*** Begin section ***
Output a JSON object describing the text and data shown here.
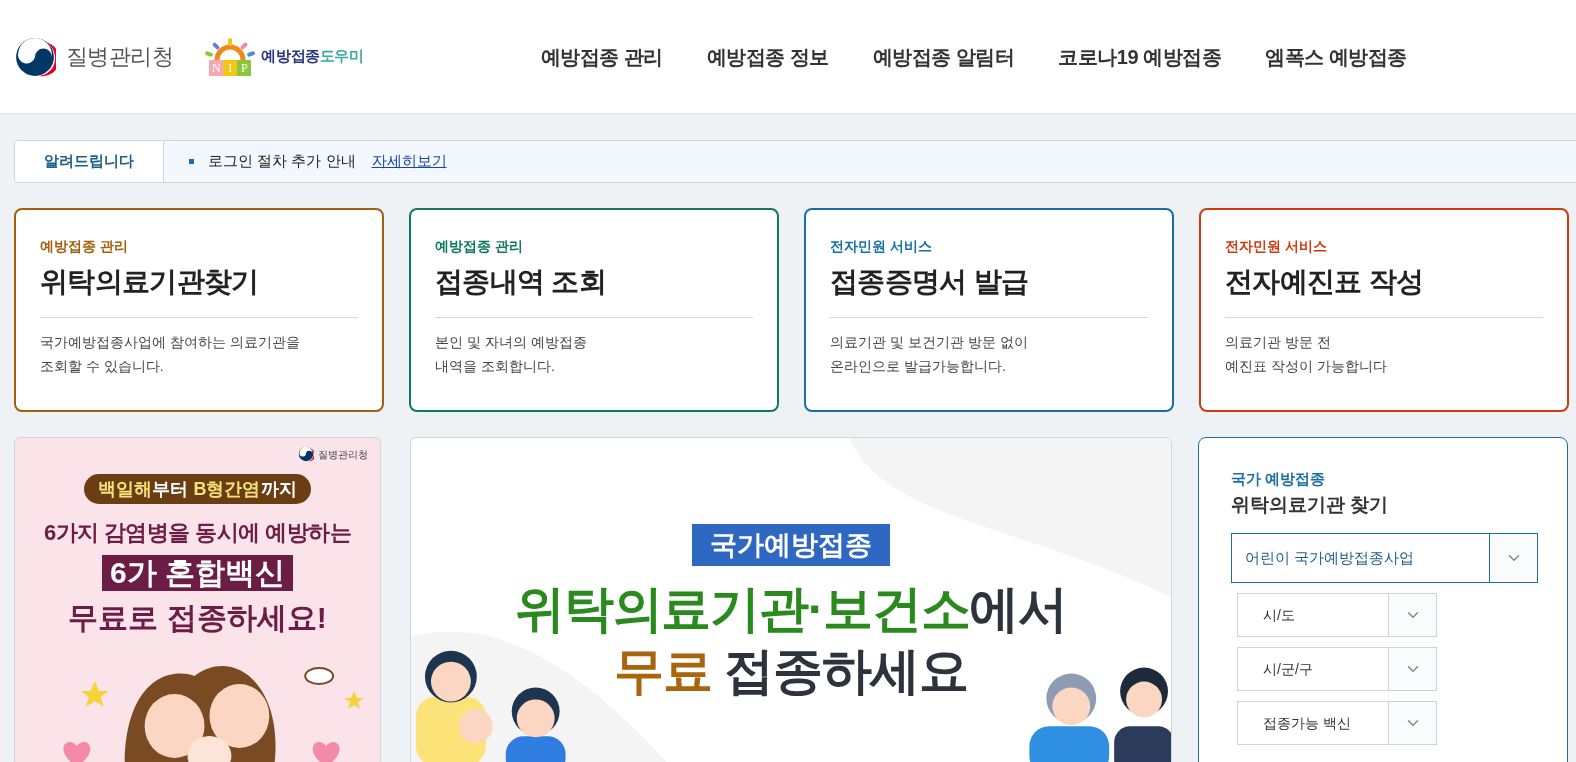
{
  "header": {
    "agency_logo": "질병관리청",
    "service_logo": {
      "badge": [
        "N",
        "I",
        "P"
      ],
      "name_main": "예방접종",
      "name_accent": "도우미"
    },
    "nav": [
      "예방접종 관리",
      "예방접종 정보",
      "예방접종 알림터",
      "코로나19 예방접종",
      "엠폭스 예방접종"
    ]
  },
  "notice": {
    "label": "알려드립니다",
    "item": "로그인 절차 추가 안내",
    "link": "자세히보기"
  },
  "cards": [
    {
      "category": "예방접종 관리",
      "title": "위탁의료기관찾기",
      "description": [
        "국가예방접종사업에 참여하는 의료기관을",
        "조회할 수 있습니다."
      ],
      "color": "#a35f0a"
    },
    {
      "category": "예방접종 관리",
      "title": "접종내역 조회",
      "description": [
        "본인 및 자녀의 예방접종",
        "내역을 조회합니다."
      ],
      "color": "#0e7a5e"
    },
    {
      "category": "전자민원 서비스",
      "title": "접종증명서 발급",
      "description": [
        "의료기관 및 보건기관 방문 없이",
        "온라인으로 발급가능합니다."
      ],
      "color": "#166fa6"
    },
    {
      "category": "전자민원 서비스",
      "title": "전자예진표 작성",
      "description": [
        "의료기관 방문 전",
        "예진표 작성이 가능합니다"
      ],
      "color": "#cf3b0c"
    }
  ],
  "left_banner": {
    "logo": "질병관리청",
    "pill": [
      {
        "text": "백일해",
        "color": "#f6e27a"
      },
      {
        "text": "부터 ",
        "color": "#ffffff"
      },
      {
        "text": "B형간염",
        "color": "#f6e27a"
      },
      {
        "text": "까지",
        "color": "#ffffff"
      }
    ],
    "line1": "6가지 감염병을 동시에 예방하는",
    "highlight": "6가 혼합백신",
    "line2": "무료로 접종하세요!"
  },
  "main_banner": {
    "badge": "국가예방접종",
    "headline1": [
      {
        "text": "위탁의료기관·보건소",
        "color": "#2a8a1e"
      },
      {
        "text": "에서",
        "color": "#2d333d"
      }
    ],
    "headline2": [
      {
        "text": "무료",
        "color": "#a8650b"
      },
      {
        "text": " 접종하세요",
        "color": "#2d333d"
      }
    ]
  },
  "finder": {
    "subtitle": "국가 예방접종",
    "title": "위탁의료기관 찾기",
    "selects": [
      {
        "kind": "primary",
        "value": "어린이 국가예방접종사업"
      },
      {
        "kind": "secondary",
        "value": "시/도"
      },
      {
        "kind": "secondary",
        "value": "시/군/구"
      },
      {
        "kind": "secondary",
        "value": "접종가능 백신"
      }
    ]
  }
}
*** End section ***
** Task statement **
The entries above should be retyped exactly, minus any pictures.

** Answer for this exercise **
Output a JSON object describing the text and data shown here.
{
  "header": {
    "agency_logo": "질병관리청",
    "service_logo": {
      "badge": [
        "N",
        "I",
        "P"
      ],
      "name_main": "예방접종",
      "name_accent": "도우미"
    },
    "nav": [
      "예방접종 관리",
      "예방접종 정보",
      "예방접종 알림터",
      "코로나19 예방접종",
      "엠폭스 예방접종"
    ]
  },
  "notice": {
    "label": "알려드립니다",
    "item": "로그인 절차 추가 안내",
    "link": "자세히보기"
  },
  "cards": [
    {
      "category": "예방접종 관리",
      "title": "위탁의료기관찾기",
      "description": [
        "국가예방접종사업에 참여하는 의료기관을",
        "조회할 수 있습니다."
      ],
      "color": "#a35f0a"
    },
    {
      "category": "예방접종 관리",
      "title": "접종내역 조회",
      "description": [
        "본인 및 자녀의 예방접종",
        "내역을 조회합니다."
      ],
      "color": "#0e7a5e"
    },
    {
      "category": "전자민원 서비스",
      "title": "접종증명서 발급",
      "description": [
        "의료기관 및 보건기관 방문 없이",
        "온라인으로 발급가능합니다."
      ],
      "color": "#166fa6"
    },
    {
      "category": "전자민원 서비스",
      "title": "전자예진표 작성",
      "description": [
        "의료기관 방문 전",
        "예진표 작성이 가능합니다"
      ],
      "color": "#cf3b0c"
    }
  ],
  "left_banner": {
    "logo": "질병관리청",
    "pill": [
      {
        "text": "백일해",
        "color": "#f6e27a"
      },
      {
        "text": "부터 ",
        "color": "#ffffff"
      },
      {
        "text": "B형간염",
        "color": "#f6e27a"
      },
      {
        "text": "까지",
        "color": "#ffffff"
      }
    ],
    "line1": "6가지 감염병을 동시에 예방하는",
    "highlight": "6가 혼합백신",
    "line2": "무료로 접종하세요!"
  },
  "main_banner": {
    "badge": "국가예방접종",
    "headline1": [
      {
        "text": "위탁의료기관·보건소",
        "color": "#2a8a1e"
      },
      {
        "text": "에서",
        "color": "#2d333d"
      }
    ],
    "headline2": [
      {
        "text": "무료",
        "color": "#a8650b"
      },
      {
        "text": " 접종하세요",
        "color": "#2d333d"
      }
    ]
  },
  "finder": {
    "subtitle": "국가 예방접종",
    "title": "위탁의료기관 찾기",
    "selects": [
      {
        "kind": "primary",
        "value": "어린이 국가예방접종사업"
      },
      {
        "kind": "secondary",
        "value": "시/도"
      },
      {
        "kind": "secondary",
        "value": "시/군/구"
      },
      {
        "kind": "secondary",
        "value": "접종가능 백신"
      }
    ]
  }
}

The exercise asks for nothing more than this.